The Obama administration will issue new rules backing off Obamacare’s birth control mandate yet again, in response to a spate of Supreme Court rulings that the requirement violates employers’ religious liberty.
The controversial birth control mandate originally required employers to provide 20 types of contraception to employees at no cost, but the administration offered an accommodation in response to outcry from religious employers that oppose certain types of birth control. After the Supreme Court took opponents’ side twice so far this summer, the administration is backing off its prized mandate yet again.
Religious nonprofits were required to submit a form to a third-party insurer or administrator notifying the company of their religious objection to the birth control coverage, which would require the insurer to cover the cost of birth control for workers. After the Supreme Court buffeted a lawsuit against the mandate by Wheaton College in July, the administration is revising the rules to require religious nonprofits to notify the federal government of their objection instead. (RELATED: Supreme Court Grants Christian College Injunction Over Obamacare Religious Exemption)
And because the Supreme Court ruled that the mandate violates the religious liberty of closely-held for-profit businesses as well, the federal government will extending the accommodation to religious for-profits as well. The administration is seeking comment on the new rules and a version isn’t yet finalized.
The administration is trying to satisfy the Supreme Court’s objections to the Obamacare provision, but religious opponents to the mandate are unlikely to be placated by the changes.
“It is simply another clerical layer to an already existing accounting gimmick that does nothing to protect religious freedom because the employer still remains the legal gateway by which these drugs and services will be provided to their employees,” said Arina Grossu of the Family Research Council, a Christian nonprofit that focuses on religious liberty.

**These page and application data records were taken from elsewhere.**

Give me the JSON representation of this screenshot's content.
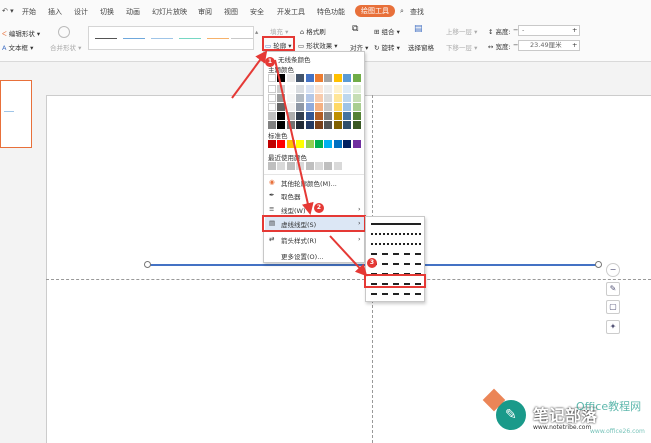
{
  "tabs": [
    "开始",
    "插入",
    "设计",
    "切换",
    "动画",
    "幻灯片放映",
    "审阅",
    "视图",
    "安全",
    "开发工具",
    "特色功能",
    "绘图工具",
    "查找"
  ],
  "ribbon": {
    "edit_shape": "编辑形状",
    "text_box": "文本框",
    "merge_shape": "合并形状",
    "fill": "填充",
    "format_brush": "格式刷",
    "outline": "轮廓",
    "shape_effect": "形状效果",
    "combine": "组合",
    "align": "对齐",
    "rotate": "旋转",
    "selection_pane": "选择窗格",
    "bring_forward": "上移一层",
    "send_backward": "下移一层",
    "height_label": "高度:",
    "width_label": "宽度:",
    "width_value": "23.49厘米",
    "height_value": "-"
  },
  "dropdown": {
    "no_line": "无线条颜色",
    "theme_colors": "主题颜色",
    "standard_colors": "标准色",
    "recent_colors": "最近使用颜色",
    "other_colors": "其他轮廓颜色(M)...",
    "eyedropper": "取色器",
    "line_type": "线型(W)",
    "dash_type": "虚线线型(S)",
    "arrow_style": "箭头样式(R)",
    "more_settings": "更多设置(O)..."
  },
  "badges": [
    "1",
    "2",
    "3"
  ],
  "watermark": {
    "brand": "笔记部落",
    "url": "www.notetribe.com",
    "office": "Office教程网",
    "office_sub": "www.office26.com"
  },
  "colors": {
    "accent": "#e8703a",
    "highlight": "#e53935",
    "line": "#4472c4"
  },
  "theme_palette": [
    "#ffffff",
    "#000000",
    "#e7e6e6",
    "#44546a",
    "#4472c4",
    "#ed7d31",
    "#a5a5a5",
    "#ffc000",
    "#5b9bd5",
    "#70ad47"
  ],
  "standard_palette": [
    "#c00000",
    "#ff0000",
    "#ffc000",
    "#ffff00",
    "#92d050",
    "#00b050",
    "#00b0f0",
    "#0070c0",
    "#002060",
    "#7030a0"
  ],
  "recent_palette": [
    "#bfbfbf",
    "#d9d9d9",
    "#bfbfbf",
    "#d9d9d9",
    "#bfbfbf",
    "#d9d9d9",
    "#bfbfbf",
    "#d9d9d9"
  ]
}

It’s not clear what the highest court’s response will be to the updated accommodation. But the latest retreat is another sign that the health care law isn’t as stable against legal challenges as its supporters may have hoped.